Monday, November 09, 2009

A long, cool, drink of water...

It has been a brutally long few weeks around here. The list of things that have our lengthy. First and foremost, we've been sick. Every darn stinkin' one of us. And then my computer crashed. (It had a virus, too. Go figure.) And then we all got sick AGAIN.

This is going to sound rather naive, but I don't really GET sick. A day......maybe. But day after day after day? Very rarely. I've always been pretty darn healthy, as is everyone else in our house. I get tired.......I get very bone-tired.........but I don't get sick.

The last few weeks, I have felt the weight of the world pressing down on me. Exhaustion......sickness.........more exhaustion........I had nothing left to give and the world was looking pretty darn bleak. Of course, with Jennica's needs that are absorbing such huge amounts of my energy, and now with little energy to give, I started to wonder, "WHY??" Why are we doing this? Why are we doing that? How do I know that my time and money wouldn't be better spent here or there? How do I continue to put one foot in front of the other not knowing if we're gaining any ground? I'm so so so so tired. And then the age-old question--Is the child improving at all, or are we just catering her environment around her to create the illusion of improvement?

And then, I was given today. I say "given" because I am truly viewing it as a GIFT. A reason to keep going. An inspiration. A high point in a long and winding road that stretches far into the distance.

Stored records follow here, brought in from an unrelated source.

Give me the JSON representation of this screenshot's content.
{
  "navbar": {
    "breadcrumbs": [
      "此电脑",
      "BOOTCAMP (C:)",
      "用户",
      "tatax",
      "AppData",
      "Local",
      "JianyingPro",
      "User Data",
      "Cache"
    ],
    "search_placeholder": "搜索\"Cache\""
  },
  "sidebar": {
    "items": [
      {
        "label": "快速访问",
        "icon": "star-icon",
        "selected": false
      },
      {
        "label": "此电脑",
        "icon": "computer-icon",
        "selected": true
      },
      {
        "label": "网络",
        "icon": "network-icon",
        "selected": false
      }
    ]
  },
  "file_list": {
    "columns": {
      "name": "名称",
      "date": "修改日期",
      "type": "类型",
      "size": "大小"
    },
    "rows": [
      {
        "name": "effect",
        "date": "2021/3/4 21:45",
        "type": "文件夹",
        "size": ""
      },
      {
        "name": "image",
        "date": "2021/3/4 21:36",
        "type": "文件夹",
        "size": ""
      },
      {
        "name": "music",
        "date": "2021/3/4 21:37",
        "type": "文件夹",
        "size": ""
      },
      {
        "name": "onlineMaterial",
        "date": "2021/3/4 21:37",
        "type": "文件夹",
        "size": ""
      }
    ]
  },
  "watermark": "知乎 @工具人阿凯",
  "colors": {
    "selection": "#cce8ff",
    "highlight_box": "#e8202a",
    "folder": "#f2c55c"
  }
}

Today, Jennica had her normal, weekly therapy appointment. Her therapist has moved into a brand-new building built specifically for them, which is hugely exciting for all of us, but can also spell big trouble for little bodies that don't transition well to new places/routines. Honestly, I expected a meltdown at the door, as......well.....everything that can be difficult has been lately. In any case, Jennica marched into the new "digs" with a smile. She spent the next hour verbalizing everything she did. She laughed aloud as she careened wildly on the new swings. And........drum roll here..........she initiated a visual diagonal during a fine motor task!!! She not only copied it. She initiated it! (Trust me here........this is HUGE!) And then she laughed and played more! No meltdowns. No fights. No bargaining. No whining. Only active participation, reciprocal conversation, shared decision-making over activities, and genuine signs of self-comfort in a strange environment without constant reinforcement that she was "safe".

I've cried tears today over the relief of the hour that I witnessed. It was an hour that a parent of a "typical" child never thinks to treasure. Until you have one that struggles to feel at home in their own skin. Who knew that an hour of "normal" could be so utterly earth-shattering that a tired Mom could be driven to tears? And encouraged to keep going.